It’s a beautiful and austerely simple building from the Romanesque and early Gothic periods, and a contrast with the other church we went to see just round the corner. This church, Saint Pierre des Chartreux was begun in 1612 to meet the needs of the Cistercians who had moved to the site. It has a very unusual feature. The high altar is right in the middle of the nave. Why? So the parishioners could worship at one end of the church without being able to see the contemplative Cistercians at the other end of the building. Much of the church is decorated in restrained grey and white stucco work, though there are stained glass windows by Louis-Victor Gesta, whose work is in several city churches, and ancient hammered ironwork.
Whilst in the area, walk round the corner and see the remains of the old Cistercian cloisters. Little is left, but there’s enough to show that a meditating monk would get a decent work-out by doing a single circuit.
And now it’s time to wander off and explore the little streets nearby: you’re never far from a lunch-spot in Toulouse.
We discovered these monuments and learnt their story courtesy of Elyse Rivin and one of her Toulouse Guided Walks.
Here you are reading my blog: and the chances are that you’ve never visited Laroque.
Let’s go for a stroll then, and get to know the place a bit. You may think, when you’ve seen the photos, that the town is quite shabby-chic. It’s not. For the most part, Laroque is just plain shabby. It’s going through tough times, and it shows. Underneath it all, though, are characterful buildings, streets with a story, and even places that are enjoying a prosperous renaissance. Let’s set off from our house at the edge of the old town, and walk up Rue de la Joie……
And here’s Rue de la Joie: a happy name for a shabby street
But it’s a street with some very old houses indeed.
Laroque has several town squares. Here’s one: our market place on Thursdays
Another view of the square.
Onwards up the hill to the next square, Place de la Republique. This used to be the market place
And up the hill again – towards the church.
The fine great west door of the church.
Just a quick walk out of town. Chapelle St Roch used to be the parish church. But the town was emptied by the Black Death, and rebuilt lower down the hill, leaving the chapel isolated.
A view of the town from on high – old and new jostling together.
Back towards the church….
… and the old ramparts defending the town.
‘Beware of the bees’. But you can buy M. Gelineau’s honey at all the markets round here.
Once this textile factory was one of many, employing 1000s from the town and beyond. Now it’s disused and in ruins….
… and its grounds have become, in part, vegetable plots.
Sheep may safely graze outside the council flats.
We still have handsome houses in town.
This trompe l’oeil decorated the pharmacy, now closed, next to our house.
Once, the owners of the textile mills had fine houses such as this.
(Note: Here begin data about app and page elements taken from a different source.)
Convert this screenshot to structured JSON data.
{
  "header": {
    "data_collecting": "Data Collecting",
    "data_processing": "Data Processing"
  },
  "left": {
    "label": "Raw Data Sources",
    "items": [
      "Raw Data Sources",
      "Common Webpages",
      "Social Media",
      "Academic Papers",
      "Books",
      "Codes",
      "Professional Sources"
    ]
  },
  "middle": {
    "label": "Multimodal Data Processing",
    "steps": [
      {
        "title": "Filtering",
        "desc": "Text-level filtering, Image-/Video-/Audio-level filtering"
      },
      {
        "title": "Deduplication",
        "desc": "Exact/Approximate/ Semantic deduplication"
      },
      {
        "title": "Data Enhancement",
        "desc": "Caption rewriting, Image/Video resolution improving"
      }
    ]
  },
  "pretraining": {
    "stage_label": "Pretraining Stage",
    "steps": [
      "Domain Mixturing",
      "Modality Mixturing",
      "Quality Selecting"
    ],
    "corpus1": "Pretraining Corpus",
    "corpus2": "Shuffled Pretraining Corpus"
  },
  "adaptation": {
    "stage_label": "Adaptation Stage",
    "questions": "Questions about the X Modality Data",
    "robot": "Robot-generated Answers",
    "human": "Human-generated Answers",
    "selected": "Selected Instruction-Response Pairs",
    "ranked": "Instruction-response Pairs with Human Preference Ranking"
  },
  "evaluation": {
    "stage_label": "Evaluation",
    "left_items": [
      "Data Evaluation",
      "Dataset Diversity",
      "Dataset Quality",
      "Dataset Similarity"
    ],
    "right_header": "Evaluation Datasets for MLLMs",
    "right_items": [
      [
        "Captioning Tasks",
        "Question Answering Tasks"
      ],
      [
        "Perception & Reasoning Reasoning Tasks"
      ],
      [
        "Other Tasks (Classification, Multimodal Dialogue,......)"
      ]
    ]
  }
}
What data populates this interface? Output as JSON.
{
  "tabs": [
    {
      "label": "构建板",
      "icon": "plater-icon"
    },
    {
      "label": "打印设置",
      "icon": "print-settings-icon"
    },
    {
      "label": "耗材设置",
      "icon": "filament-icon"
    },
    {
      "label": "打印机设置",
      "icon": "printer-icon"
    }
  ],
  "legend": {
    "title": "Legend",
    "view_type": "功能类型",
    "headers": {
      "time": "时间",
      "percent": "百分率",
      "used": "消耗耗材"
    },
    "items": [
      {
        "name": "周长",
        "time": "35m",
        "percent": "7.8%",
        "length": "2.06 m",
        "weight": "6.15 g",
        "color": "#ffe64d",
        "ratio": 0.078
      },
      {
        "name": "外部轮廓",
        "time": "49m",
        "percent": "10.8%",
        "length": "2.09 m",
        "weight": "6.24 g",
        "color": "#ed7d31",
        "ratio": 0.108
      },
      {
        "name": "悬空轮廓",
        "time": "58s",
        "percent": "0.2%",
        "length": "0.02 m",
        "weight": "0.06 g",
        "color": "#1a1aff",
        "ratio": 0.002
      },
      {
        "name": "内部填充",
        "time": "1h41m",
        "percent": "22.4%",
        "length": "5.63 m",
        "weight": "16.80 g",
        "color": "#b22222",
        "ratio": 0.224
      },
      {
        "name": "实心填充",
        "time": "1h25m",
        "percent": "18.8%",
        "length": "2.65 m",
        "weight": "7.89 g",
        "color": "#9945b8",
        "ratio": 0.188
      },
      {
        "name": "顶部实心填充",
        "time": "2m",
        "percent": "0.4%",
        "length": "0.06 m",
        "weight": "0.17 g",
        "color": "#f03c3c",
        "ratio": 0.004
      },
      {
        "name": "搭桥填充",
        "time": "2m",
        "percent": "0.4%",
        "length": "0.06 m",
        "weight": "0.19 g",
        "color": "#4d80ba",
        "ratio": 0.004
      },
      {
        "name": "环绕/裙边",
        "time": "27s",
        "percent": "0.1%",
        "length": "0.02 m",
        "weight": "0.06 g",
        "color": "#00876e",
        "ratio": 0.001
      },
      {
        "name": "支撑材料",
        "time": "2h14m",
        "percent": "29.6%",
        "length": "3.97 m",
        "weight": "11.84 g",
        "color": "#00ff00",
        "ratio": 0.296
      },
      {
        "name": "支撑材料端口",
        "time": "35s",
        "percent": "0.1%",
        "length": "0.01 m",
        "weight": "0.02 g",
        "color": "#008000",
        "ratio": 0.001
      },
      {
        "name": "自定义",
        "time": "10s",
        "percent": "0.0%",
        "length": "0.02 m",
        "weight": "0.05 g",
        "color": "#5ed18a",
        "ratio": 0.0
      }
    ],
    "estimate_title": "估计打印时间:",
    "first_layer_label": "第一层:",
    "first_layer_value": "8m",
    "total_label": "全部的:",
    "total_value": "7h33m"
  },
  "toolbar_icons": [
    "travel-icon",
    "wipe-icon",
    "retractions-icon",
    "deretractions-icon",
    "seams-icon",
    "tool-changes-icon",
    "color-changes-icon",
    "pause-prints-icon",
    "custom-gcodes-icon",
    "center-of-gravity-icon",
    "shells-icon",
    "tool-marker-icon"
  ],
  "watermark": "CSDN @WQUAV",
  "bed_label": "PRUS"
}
Now it’s the home of the town nursery, the out-of-school club and the music centre